▼

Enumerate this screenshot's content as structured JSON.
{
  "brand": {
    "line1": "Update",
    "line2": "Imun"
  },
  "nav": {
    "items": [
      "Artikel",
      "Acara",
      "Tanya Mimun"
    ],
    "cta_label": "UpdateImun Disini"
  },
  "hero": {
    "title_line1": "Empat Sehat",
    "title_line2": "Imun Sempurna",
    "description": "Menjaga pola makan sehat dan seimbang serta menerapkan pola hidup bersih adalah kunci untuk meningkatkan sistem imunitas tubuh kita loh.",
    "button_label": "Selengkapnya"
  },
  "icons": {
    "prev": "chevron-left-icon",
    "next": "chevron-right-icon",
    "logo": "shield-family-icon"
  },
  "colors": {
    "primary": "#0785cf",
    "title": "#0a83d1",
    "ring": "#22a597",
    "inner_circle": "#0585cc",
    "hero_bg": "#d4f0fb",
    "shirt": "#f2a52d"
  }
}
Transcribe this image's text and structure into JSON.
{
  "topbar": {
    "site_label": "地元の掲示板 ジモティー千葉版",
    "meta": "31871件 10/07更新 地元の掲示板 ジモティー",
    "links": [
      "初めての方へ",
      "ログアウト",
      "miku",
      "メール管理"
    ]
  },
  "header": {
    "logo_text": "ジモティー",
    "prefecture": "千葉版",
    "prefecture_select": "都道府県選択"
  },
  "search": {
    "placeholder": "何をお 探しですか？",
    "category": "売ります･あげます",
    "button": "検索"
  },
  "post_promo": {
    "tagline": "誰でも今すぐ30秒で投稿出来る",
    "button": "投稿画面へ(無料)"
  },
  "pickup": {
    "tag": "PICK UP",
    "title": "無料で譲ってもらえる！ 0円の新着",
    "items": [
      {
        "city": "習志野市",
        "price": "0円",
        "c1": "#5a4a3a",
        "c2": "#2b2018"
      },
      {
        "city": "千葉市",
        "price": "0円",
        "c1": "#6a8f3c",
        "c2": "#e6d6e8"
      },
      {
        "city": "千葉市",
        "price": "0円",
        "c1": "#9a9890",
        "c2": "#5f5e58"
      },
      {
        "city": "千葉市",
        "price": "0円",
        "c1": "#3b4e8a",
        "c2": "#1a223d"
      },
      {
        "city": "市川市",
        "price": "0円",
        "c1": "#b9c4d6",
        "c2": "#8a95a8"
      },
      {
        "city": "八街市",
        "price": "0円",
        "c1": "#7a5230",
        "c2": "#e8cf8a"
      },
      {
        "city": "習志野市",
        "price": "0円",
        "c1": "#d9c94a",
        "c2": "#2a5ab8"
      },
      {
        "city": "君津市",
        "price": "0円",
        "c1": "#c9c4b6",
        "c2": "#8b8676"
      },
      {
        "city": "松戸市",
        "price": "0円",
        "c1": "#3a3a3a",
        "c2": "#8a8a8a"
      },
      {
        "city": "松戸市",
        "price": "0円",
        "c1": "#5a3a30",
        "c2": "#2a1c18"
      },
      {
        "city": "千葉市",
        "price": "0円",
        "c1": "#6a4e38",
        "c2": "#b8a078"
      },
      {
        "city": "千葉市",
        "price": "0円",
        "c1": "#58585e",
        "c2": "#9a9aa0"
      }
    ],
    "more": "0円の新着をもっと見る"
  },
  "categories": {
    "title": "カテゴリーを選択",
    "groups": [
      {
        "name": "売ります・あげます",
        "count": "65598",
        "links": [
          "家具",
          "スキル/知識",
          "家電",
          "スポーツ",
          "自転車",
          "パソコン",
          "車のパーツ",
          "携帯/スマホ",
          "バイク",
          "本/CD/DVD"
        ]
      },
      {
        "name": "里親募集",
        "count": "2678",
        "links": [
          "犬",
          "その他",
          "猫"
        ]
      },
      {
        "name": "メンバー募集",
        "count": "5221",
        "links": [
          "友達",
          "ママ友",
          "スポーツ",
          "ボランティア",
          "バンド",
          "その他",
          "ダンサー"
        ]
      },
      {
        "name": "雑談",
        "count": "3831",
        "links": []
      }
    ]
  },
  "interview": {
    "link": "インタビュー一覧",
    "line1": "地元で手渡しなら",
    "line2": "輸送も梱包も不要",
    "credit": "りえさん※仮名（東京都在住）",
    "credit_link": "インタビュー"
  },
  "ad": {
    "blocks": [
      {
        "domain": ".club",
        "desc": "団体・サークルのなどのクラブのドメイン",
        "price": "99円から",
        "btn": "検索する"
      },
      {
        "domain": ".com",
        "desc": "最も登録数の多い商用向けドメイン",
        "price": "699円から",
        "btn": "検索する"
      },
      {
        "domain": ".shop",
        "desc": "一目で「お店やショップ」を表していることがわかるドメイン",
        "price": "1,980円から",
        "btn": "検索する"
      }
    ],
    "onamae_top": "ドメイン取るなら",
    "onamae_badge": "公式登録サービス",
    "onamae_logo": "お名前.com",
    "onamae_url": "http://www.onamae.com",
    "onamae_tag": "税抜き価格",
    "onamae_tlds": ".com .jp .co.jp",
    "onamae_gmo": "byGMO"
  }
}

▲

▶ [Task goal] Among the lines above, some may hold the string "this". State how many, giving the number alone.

▶ [Response area] 2